» **Problem details**
Go through the material and copy every line in which "MvcMovie" appears.

» **Data for review**
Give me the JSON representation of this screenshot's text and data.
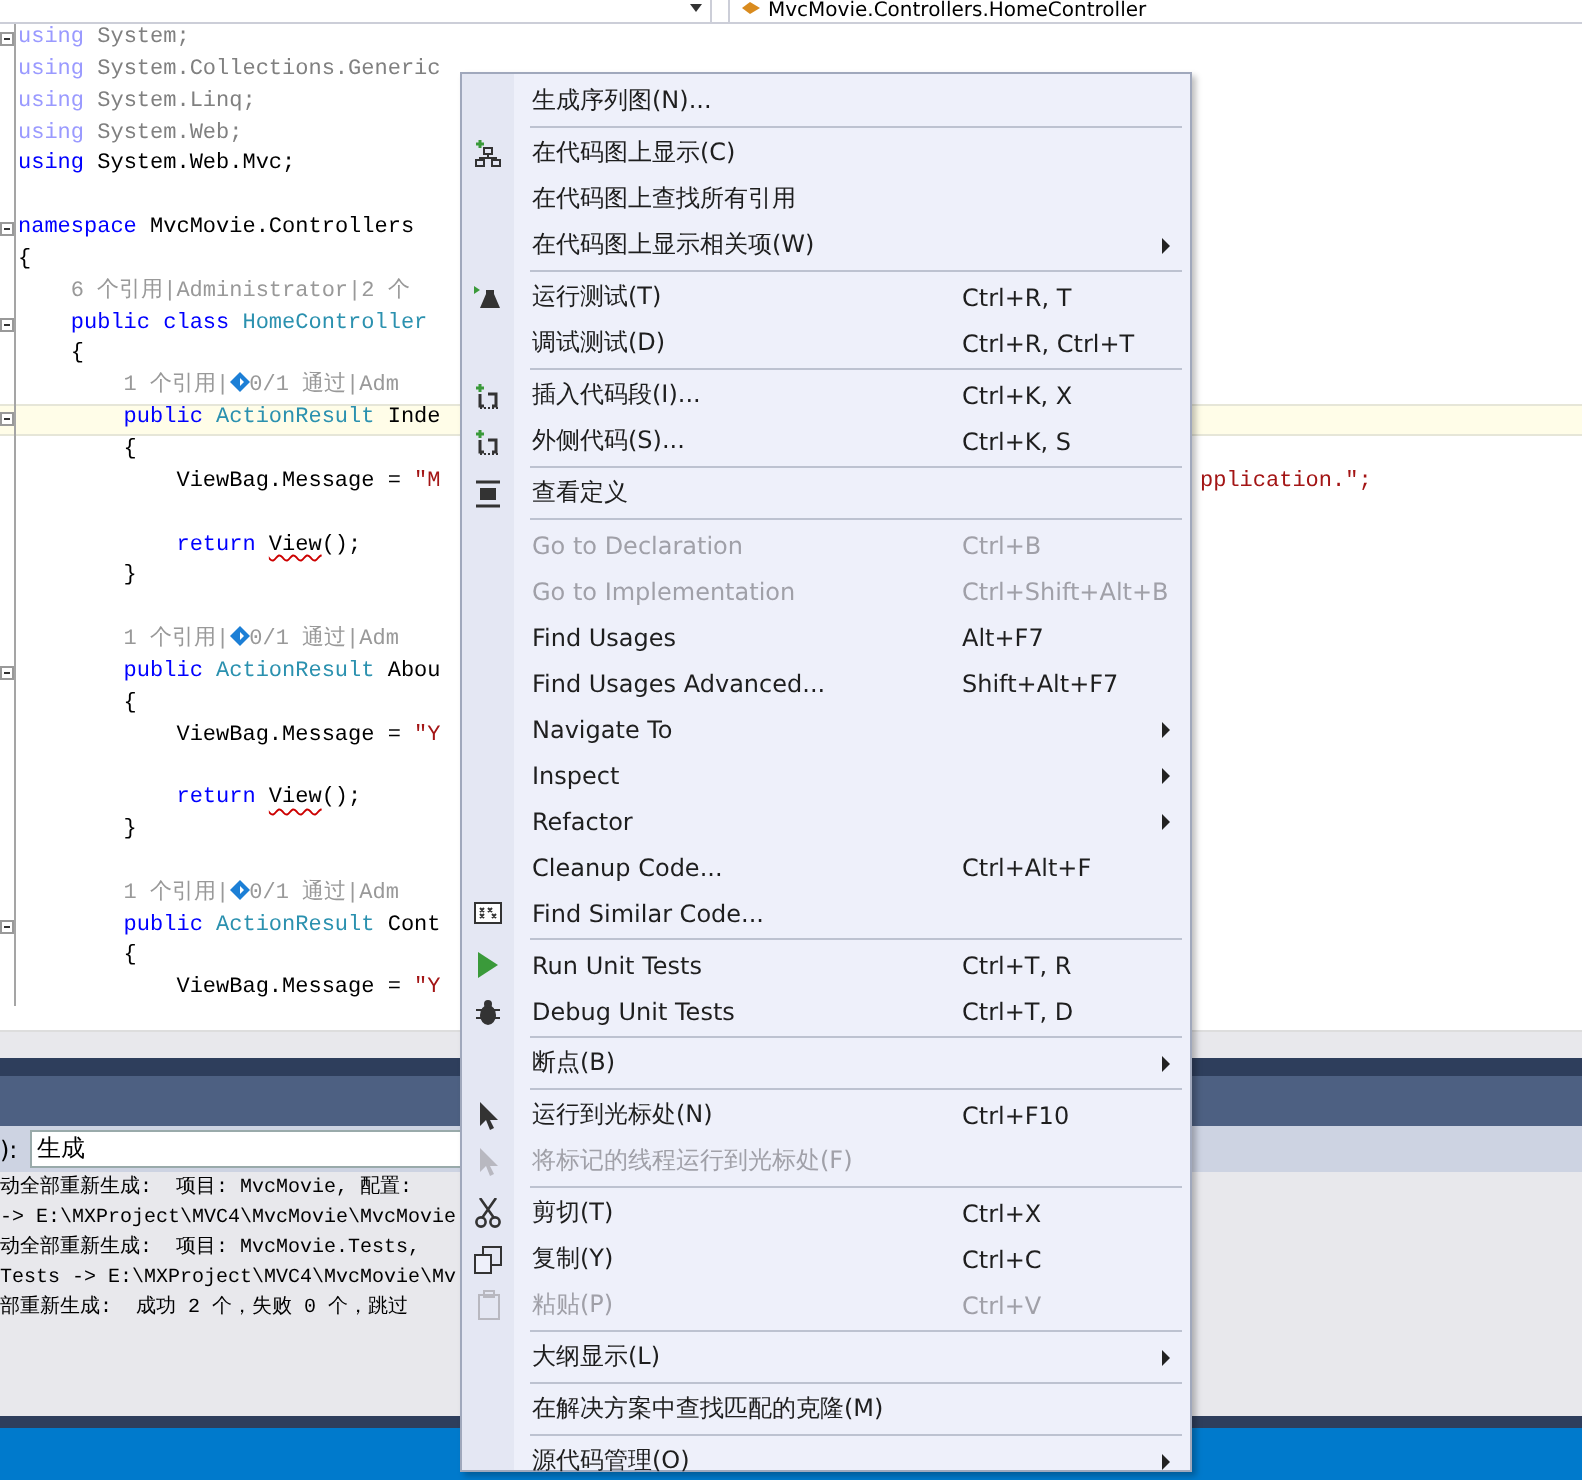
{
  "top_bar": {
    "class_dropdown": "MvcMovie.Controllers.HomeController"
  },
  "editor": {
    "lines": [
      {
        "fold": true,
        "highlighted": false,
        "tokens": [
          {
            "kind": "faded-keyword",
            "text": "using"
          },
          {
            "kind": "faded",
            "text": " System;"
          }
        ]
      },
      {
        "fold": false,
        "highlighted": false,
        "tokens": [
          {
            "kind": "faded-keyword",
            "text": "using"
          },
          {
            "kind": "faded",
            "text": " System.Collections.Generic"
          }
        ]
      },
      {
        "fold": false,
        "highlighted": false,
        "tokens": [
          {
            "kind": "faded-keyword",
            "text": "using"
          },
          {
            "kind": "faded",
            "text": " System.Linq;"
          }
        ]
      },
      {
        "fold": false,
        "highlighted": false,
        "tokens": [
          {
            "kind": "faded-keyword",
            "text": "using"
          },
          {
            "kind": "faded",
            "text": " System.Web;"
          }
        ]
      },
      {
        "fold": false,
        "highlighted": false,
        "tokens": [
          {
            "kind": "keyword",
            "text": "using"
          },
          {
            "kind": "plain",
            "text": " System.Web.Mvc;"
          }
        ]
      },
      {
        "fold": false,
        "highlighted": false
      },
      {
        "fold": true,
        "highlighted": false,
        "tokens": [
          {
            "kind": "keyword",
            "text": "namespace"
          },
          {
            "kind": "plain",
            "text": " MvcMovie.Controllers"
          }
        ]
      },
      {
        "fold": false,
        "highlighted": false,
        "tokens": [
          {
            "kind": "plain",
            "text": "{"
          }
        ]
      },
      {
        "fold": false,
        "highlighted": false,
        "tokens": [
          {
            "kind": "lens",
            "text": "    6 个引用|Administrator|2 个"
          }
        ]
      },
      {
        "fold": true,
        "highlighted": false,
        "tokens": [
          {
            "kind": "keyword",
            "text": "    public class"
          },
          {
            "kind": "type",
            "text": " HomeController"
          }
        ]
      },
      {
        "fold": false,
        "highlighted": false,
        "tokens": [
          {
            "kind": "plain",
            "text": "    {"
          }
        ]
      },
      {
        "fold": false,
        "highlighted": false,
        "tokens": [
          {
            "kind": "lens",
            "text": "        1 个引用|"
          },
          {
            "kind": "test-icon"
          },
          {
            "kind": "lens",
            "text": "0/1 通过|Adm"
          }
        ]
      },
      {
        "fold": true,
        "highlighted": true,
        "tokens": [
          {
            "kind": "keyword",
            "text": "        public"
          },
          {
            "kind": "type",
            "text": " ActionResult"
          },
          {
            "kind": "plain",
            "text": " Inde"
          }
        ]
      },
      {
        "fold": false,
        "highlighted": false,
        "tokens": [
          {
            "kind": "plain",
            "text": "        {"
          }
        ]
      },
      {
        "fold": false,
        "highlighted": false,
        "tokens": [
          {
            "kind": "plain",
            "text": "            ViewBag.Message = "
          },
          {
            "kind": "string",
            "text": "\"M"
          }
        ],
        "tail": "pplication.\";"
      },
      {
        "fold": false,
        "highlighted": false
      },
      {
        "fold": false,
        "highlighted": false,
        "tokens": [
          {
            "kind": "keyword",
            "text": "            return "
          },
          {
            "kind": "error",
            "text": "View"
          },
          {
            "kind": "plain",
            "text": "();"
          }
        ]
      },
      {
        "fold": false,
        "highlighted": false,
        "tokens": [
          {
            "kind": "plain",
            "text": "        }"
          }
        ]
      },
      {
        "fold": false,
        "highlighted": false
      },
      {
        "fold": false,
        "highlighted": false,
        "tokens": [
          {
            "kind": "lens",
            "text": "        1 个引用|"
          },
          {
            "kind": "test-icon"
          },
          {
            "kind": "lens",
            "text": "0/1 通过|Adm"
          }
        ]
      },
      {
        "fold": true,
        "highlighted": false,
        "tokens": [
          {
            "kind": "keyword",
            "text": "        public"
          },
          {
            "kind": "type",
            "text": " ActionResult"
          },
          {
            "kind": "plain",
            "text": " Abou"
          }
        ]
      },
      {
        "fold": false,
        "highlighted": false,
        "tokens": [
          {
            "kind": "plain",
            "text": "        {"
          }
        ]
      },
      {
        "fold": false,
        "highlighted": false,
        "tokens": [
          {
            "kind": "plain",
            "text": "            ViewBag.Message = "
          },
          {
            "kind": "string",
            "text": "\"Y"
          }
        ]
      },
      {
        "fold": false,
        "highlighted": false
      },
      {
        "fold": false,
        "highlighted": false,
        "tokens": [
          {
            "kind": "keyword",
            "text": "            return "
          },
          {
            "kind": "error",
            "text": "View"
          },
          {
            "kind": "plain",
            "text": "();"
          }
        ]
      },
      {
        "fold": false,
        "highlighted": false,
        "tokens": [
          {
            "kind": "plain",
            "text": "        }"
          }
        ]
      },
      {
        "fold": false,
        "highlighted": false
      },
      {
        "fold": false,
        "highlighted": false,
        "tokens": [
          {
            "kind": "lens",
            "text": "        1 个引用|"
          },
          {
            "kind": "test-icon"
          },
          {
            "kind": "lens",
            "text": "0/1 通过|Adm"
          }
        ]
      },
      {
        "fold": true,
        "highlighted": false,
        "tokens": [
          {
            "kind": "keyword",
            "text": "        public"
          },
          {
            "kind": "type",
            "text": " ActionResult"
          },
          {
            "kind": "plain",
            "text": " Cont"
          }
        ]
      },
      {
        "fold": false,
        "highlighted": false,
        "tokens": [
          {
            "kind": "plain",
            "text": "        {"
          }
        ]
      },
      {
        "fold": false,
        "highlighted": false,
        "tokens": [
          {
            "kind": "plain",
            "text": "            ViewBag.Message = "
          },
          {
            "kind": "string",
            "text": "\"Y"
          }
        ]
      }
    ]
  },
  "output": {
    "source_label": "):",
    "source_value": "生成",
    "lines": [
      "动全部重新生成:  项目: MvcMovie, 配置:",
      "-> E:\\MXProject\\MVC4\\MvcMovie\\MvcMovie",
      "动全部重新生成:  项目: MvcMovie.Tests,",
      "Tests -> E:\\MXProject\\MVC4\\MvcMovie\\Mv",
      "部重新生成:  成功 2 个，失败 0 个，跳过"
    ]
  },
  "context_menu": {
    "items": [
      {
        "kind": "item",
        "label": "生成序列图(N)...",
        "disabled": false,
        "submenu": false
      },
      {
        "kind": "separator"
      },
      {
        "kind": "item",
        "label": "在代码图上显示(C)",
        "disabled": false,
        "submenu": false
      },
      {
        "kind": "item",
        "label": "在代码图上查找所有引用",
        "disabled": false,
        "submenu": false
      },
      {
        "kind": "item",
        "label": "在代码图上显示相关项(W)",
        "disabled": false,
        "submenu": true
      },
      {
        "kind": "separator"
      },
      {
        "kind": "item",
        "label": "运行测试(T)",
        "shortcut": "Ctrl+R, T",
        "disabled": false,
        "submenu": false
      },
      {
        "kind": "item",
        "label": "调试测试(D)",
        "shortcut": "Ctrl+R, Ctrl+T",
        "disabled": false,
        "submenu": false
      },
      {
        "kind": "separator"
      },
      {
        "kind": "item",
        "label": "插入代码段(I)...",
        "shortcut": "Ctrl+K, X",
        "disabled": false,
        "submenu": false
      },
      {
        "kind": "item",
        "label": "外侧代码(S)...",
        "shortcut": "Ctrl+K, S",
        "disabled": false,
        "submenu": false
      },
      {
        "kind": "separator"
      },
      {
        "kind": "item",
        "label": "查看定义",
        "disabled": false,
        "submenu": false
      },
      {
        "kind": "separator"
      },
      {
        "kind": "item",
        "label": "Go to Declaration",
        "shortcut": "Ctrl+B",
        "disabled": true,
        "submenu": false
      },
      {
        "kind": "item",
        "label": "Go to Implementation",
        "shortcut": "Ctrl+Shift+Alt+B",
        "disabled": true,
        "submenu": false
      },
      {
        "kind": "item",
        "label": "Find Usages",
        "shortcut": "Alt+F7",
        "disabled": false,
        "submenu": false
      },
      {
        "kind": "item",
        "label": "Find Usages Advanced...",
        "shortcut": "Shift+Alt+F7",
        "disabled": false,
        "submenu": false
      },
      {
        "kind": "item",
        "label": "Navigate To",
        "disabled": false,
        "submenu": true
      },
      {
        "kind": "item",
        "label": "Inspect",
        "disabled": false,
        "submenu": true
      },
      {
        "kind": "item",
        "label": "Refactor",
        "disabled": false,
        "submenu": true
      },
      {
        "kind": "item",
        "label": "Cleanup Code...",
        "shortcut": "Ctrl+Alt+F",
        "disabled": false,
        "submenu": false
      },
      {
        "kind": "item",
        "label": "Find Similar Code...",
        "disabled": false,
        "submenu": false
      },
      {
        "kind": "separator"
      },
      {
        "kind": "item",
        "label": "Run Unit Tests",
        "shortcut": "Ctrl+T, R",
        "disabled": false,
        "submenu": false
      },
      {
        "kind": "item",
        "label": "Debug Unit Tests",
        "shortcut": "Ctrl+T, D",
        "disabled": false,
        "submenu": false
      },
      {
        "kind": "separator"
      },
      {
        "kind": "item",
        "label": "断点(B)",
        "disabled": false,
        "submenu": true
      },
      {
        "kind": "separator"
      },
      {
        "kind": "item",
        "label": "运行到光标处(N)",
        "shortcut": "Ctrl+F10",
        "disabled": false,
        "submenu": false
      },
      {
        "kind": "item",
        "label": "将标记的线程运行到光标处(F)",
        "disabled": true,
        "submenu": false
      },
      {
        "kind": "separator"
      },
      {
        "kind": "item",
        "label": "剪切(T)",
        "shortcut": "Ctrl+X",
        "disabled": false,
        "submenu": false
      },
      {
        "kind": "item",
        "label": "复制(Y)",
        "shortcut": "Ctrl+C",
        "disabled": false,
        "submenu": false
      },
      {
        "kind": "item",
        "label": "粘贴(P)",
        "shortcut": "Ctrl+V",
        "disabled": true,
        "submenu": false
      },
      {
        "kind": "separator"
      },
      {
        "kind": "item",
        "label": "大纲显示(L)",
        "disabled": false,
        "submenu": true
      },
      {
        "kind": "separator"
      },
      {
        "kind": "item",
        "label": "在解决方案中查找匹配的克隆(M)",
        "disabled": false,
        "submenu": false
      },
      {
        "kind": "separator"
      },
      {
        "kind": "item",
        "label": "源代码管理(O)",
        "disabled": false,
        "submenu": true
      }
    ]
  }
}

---

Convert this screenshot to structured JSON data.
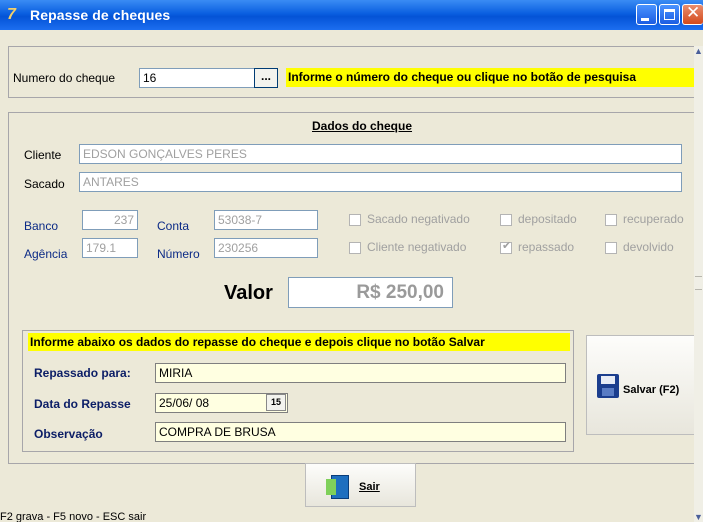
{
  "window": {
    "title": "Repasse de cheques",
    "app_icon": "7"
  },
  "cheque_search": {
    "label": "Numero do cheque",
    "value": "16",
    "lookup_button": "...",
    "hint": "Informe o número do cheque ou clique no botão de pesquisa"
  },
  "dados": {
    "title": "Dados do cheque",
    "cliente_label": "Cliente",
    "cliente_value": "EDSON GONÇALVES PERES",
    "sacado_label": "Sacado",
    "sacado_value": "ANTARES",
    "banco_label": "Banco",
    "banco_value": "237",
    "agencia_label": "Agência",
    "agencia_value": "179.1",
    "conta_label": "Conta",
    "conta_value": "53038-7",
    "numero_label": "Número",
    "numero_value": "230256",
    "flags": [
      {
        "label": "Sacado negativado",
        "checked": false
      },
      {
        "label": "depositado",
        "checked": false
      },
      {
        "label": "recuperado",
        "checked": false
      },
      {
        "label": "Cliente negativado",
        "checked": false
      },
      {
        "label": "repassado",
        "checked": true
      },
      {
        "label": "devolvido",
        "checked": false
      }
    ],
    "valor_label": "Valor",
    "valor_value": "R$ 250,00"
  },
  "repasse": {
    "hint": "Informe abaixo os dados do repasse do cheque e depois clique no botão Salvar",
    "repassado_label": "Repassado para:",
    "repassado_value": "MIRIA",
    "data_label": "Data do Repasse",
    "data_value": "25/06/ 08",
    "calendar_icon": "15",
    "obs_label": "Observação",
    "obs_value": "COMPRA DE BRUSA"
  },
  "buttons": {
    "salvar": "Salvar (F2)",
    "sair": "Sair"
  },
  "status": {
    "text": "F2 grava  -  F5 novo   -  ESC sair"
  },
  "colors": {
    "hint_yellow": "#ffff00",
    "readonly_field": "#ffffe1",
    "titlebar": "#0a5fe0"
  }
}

» **Solution for this problem**
    "class_dropdown": "MvcMovie.Controllers.HomeController"
            "text": " MvcMovie.Controllers"
      "动全部重新生成:  项目: MvcMovie, 配置:",
      "-> E:\\MXProject\\MVC4\\MvcMovie\\MvcMovie",
      "动全部重新生成:  项目: MvcMovie.Tests,",
      "Tests -> E:\\MXProject\\MVC4\\MvcMovie\\Mv",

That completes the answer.